Instead of listening to our schools, Mark Jenkinson MP has copied the actions of Michael Gove and sent them books. His comments last week about schools reopening were a wonderful opportunity for him to demonstrate some insight into the issues teachers are facing just now but he didn’t do that – presumably because he isn’t listening and he doesn’t know.
I have learned to expect that Conservative governments in Westminster will completely fail to understand schools in West Cumbria but I never dreamed we would see this lack of interest or insight from our own MP.
County councillor (Cockermouth North, Liberal Democrat)
Brexiteers ‘will rue the day’…
THE letter “Lord Farage” by JVN Wilson (Times & Star, January 21) has to be the most blatant case of a delusional mind yet presented to your paper.
He starts by having a swipe at Workington’s former MP Sue Hayman for getting into the upper chamber despite being a “failure”.
She lost her seat because she was not convinced about Brexit and is very quickly being proved right.
As for failure, she did at least get elected as an MP, unlike Mr Wilson’s hero Farage, who couldn’t manage it in seven attempts.
I suspect the writer was one of the voters responsible for putting a dangerous bluffer in Downing Street and Mark Jenkinson in here. Should that be the case he might have thought he knew what he voted for with Brexit like the rest of them but the consequences have been an absolute disaster.
That’s what happens with a simplistic “Yes or No” referendum when there are numerous complex grey areas.

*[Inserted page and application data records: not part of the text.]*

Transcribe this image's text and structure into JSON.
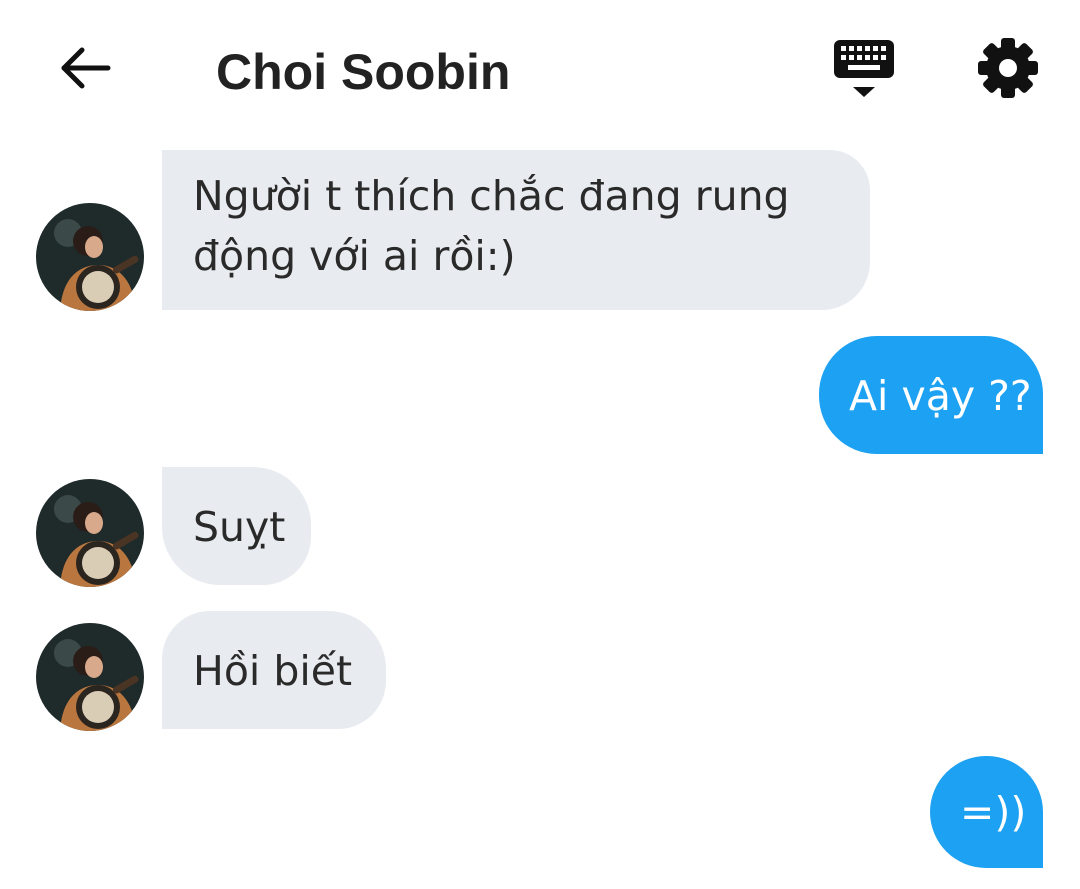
{
  "header": {
    "title": "Choi Soobin",
    "back_icon": "arrow-left-icon",
    "keyboard_icon": "keyboard-hide-icon",
    "settings_icon": "gear-icon"
  },
  "colors": {
    "incoming_bubble": "#e8ecf0",
    "outgoing_bubble": "#1da1f2",
    "icon": "#111111"
  },
  "messages": [
    {
      "side": "incoming",
      "text": "Người t thích chắc đang rung\nđộng với ai rồi:)"
    },
    {
      "side": "outgoing",
      "text": "Ai vậy ??"
    },
    {
      "side": "incoming",
      "text": "Suỵt"
    },
    {
      "side": "incoming",
      "text": "Hồi biết"
    },
    {
      "side": "outgoing",
      "text": "=))"
    }
  ]
}
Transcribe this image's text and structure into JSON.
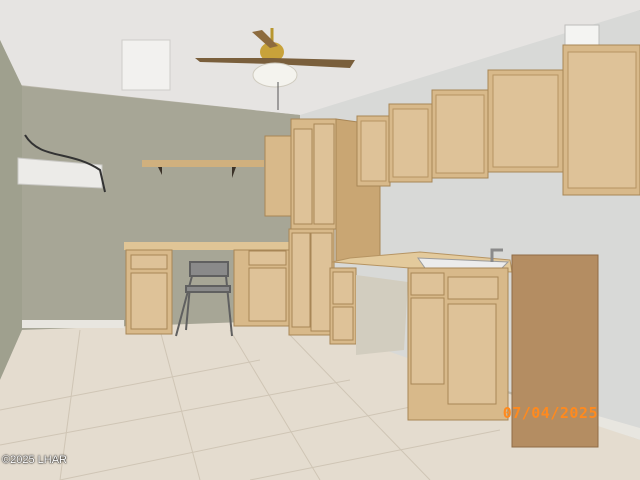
{
  "photo": {
    "date_stamp": "07/04/2025",
    "watermark": "©2025 LHAR"
  },
  "colors": {
    "ceiling": "#e6e4e2",
    "wall_left": "#a6a596",
    "wall_right": "#d6d7d5",
    "cabinet": "#d8b98a",
    "cabinet_dark": "#b89868",
    "floor": "#e4dccf",
    "date_stamp": "#ff8a1e"
  }
}
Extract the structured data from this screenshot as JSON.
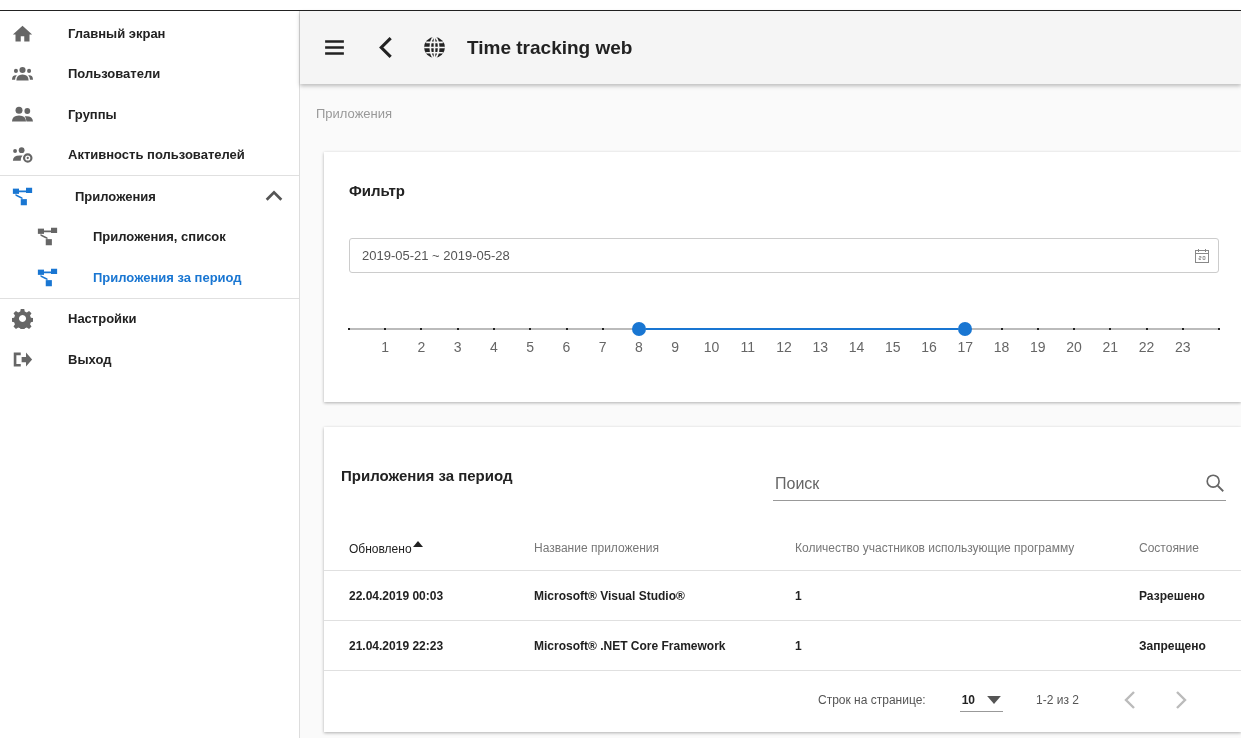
{
  "sidebar": {
    "items": [
      {
        "label": "Главный экран",
        "selected": false
      },
      {
        "label": "Пользователи",
        "selected": false
      },
      {
        "label": "Группы",
        "selected": false
      },
      {
        "label": "Активность пользователей",
        "selected": false
      },
      {
        "label": "Приложения",
        "selected": false,
        "expanded": true,
        "children": [
          {
            "label": "Приложения, список",
            "selected": false
          },
          {
            "label": "Приложения за период",
            "selected": true
          }
        ]
      },
      {
        "label": "Настройки",
        "selected": false
      },
      {
        "label": "Выход",
        "selected": false
      }
    ]
  },
  "header": {
    "title": "Time tracking web"
  },
  "breadcrumb": "Приложения",
  "filter": {
    "title": "Фильтр",
    "date_range": "2019-05-21 ~ 2019-05-28",
    "slider": {
      "labels": [
        "1",
        "2",
        "3",
        "4",
        "5",
        "6",
        "7",
        "8",
        "9",
        "10",
        "11",
        "12",
        "13",
        "14",
        "15",
        "16",
        "17",
        "18",
        "19",
        "20",
        "21",
        "22",
        "23"
      ],
      "thumbs": [
        {
          "level": 0.3333
        },
        {
          "level": 0.7083
        }
      ]
    }
  },
  "table": {
    "title": "Приложения за период",
    "search": {
      "placeholder": "Поиск"
    },
    "columns": [
      {
        "label": "Обновлено",
        "sorted": true
      },
      {
        "label": "Название приложения",
        "sorted": false
      },
      {
        "label": "Количество участников использующие программу",
        "sorted": false
      },
      {
        "label": "Состояние",
        "sorted": false
      }
    ],
    "rows": [
      [
        "22.04.2019 00:03",
        "Microsoft® Visual Studio®",
        "1",
        "Разрешено"
      ],
      [
        "21.04.2019 22:23",
        "Microsoft® .NET Core Framework",
        "1",
        "Запрещено"
      ]
    ],
    "footer": {
      "rows_per_page_label": "Строк на странице:",
      "rows_per_page": "10",
      "range": "1-2 из 2",
      "prev_disabled": true,
      "next_disabled": true
    }
  }
}
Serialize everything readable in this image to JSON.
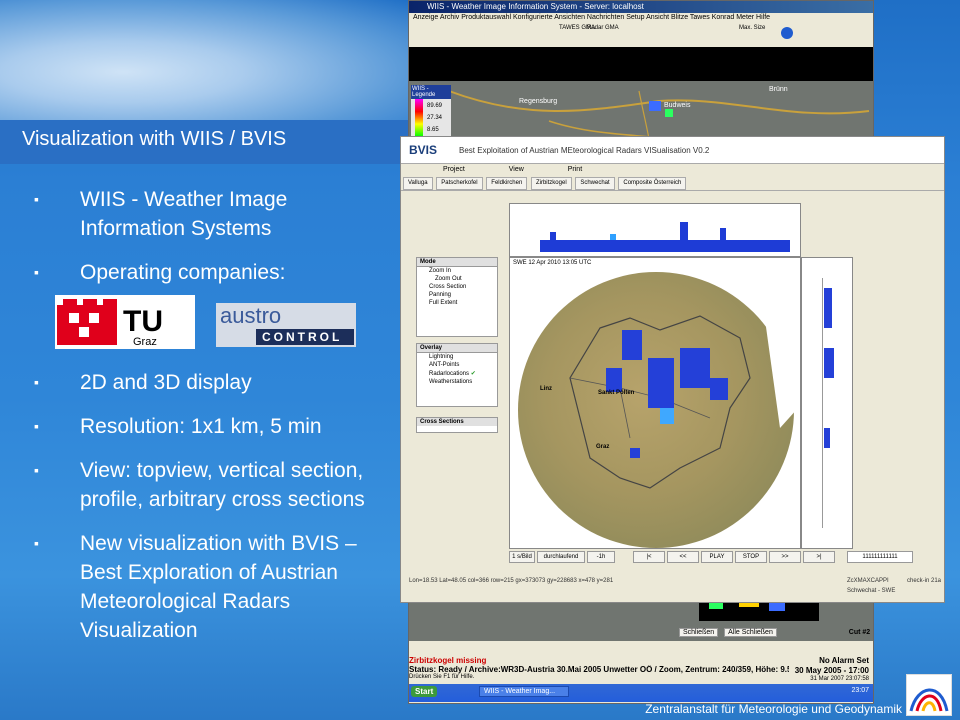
{
  "slide": {
    "title": "Visualization with WIIS / BVIS",
    "bullets_top": [
      "WIIS - Weather Image Information Systems",
      "Operating companies:"
    ],
    "logos": [
      "TU Graz",
      "austro CONTROL"
    ],
    "bullets_bottom": [
      "2D and 3D display",
      "Resolution: 1x1 km, 5 min",
      "View: topview,  vertical section, profile, arbitrary cross sections",
      "New visualization with BVIS – Best Exploration of Austrian Meteorological Radars Visualization"
    ],
    "footer": "Zentralanstalt für Meteorologie und Geodynamik"
  },
  "wiis": {
    "title": "WIIS - Weather Image Information System - Server: localhost",
    "menu": "Anzeige  Archiv  Produktauswahl  Konfigurierte Ansichten  Nachrichten  Setup  Ansicht  Blitze  Tawes  Konrad  Meter  Hilfe",
    "tools": [
      "TAWES GMA",
      "Radar GMA",
      "Max. Size"
    ],
    "legend_title": "WIIS - Legende",
    "legend_values": [
      "89.69",
      "27.34",
      "8.65"
    ],
    "places": [
      "Regensburg",
      "Budweis",
      "Brünn"
    ],
    "missing": "Zirbitzkogel missing",
    "no_alarm": "No Alarm Set",
    "status": "Status: Ready / Archive:WR3D-Austria 30.Mai 2005 Unwetter OÖ / Zoom, Zentrum: 240/359, Höhe: 9.5 km",
    "time": "30 May 2005 - 17:00",
    "help": "Drücken Sie F1 für Hilfe.",
    "buttons": [
      "Schließen",
      "Alle Schließen"
    ],
    "cut": "Cut #2",
    "start": "Start",
    "task": "WIIS - Weather Imag...",
    "clock": "23:07",
    "date": "31 Mar 2007  23:07:58"
  },
  "bvis": {
    "brand": "BVIS",
    "subtitle": "Best Exploitation of Austrian MEteorological Radars VISualisation V0.2",
    "menu": [
      "Project",
      "View",
      "Print"
    ],
    "tabs": [
      "Valluga",
      "Patscherkofel",
      "Feldkirchen",
      "Zirbitzkogel",
      "Schwechat",
      "Composite Österreich"
    ],
    "mode": {
      "header": "Mode",
      "items": [
        "Zoom In",
        "Zoom Out",
        "Cross Section",
        "Panning",
        "Full Extent"
      ]
    },
    "overlay": {
      "header": "Overlay",
      "items": [
        "Lightning",
        "ANT-Points",
        "Radarlocations",
        "Weatherstations"
      ]
    },
    "cross_sections": "Cross Sections",
    "map_label": "SWE 12 Apr 2010 13:05 UTC",
    "cities": [
      "Linz",
      "Sankt Pölten",
      "Graz"
    ],
    "controls": [
      "1 s/Bild",
      "durchlaufend",
      "-1h",
      "|<",
      "<<",
      "PLAY",
      "STOP",
      ">>",
      ">|"
    ],
    "code": "111111111111",
    "status": "Lon=18.53 Lat=48.05 col=366 row=215 gx=373073 gy=228683 x=478 y=281",
    "product": "ZcXMAXCAPPI",
    "check": "check-in 21a",
    "site": "Schwechat - SWE"
  }
}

The EU was not the primary problem for our country and the Brexiteers shot a wooden cuckoo instead of the Tory turkey. Legislation to put the workers back into poverty – that’s why the Tories wanted out of Europe, to continue an autocracy that will make the very people who voted for Brexit rue the day they did. I have nothing but contempt for their gullibility and for the carnage that has followed.
Could I please thank Mr Ian Graham of Tallentire for clearing up the reason why Sue Hayman was removed from office in December 2019 (letters, January 28).
According to Mr Graham it was because “a majority of Workington voters took leave of their senses”. Strangely, I remember things differently.
I seem to remember it was because Ms Hayman refused to accept the will of her electorate (who voted to leave the EU) and voted consistently in parliament to frustrate this from happening.
Isn’t it strange how time clouds people’s recollections of the truth!
I WONDER if you readers can help me with my interest in coal mining memorabilia and in particular the brass embossed colliery lamp checks, or tokens and tallies as they are sometimes called.
These are brass discs with the name of the colliery on them as well as the miner’s number. The miner would draw this check along with his lamp from the lamp room before going down the mine.
I am trying very hard to obtain some lamp checks from the many collieries that once operated in the Cumberland coalfield especially one from Gillhead Colliery and Buckhill Colliery.
I have listed below the names of some of the collieries I am trying to obtain a lamp check from. They are Gillhead Colliery, Buckhill Colliery, Oughterside Colliery, Clifton Colliery, Wellington Colliery, Ladysmith Colliery, Walkmill Colliery, William Colliery, Broughton Moor Colliery, Risehow Colliery, Montreal Colliery, St Helens Colliery, Solway Colliery, Haig Colliery, Brayton No 5 Colliery and Brayton Knowe Colliery.
I would very much like to hear from anyone who once worked at and can remember these collieries working and any help they can give me in trying to obtain any lamp checks from them would be very much appreciated.
Readers can reach me via email at firstname.lastname@example.org, or call 01384 376458, or write to me at the address below.
5 Cherry Grove
West Midlands DY8 3YL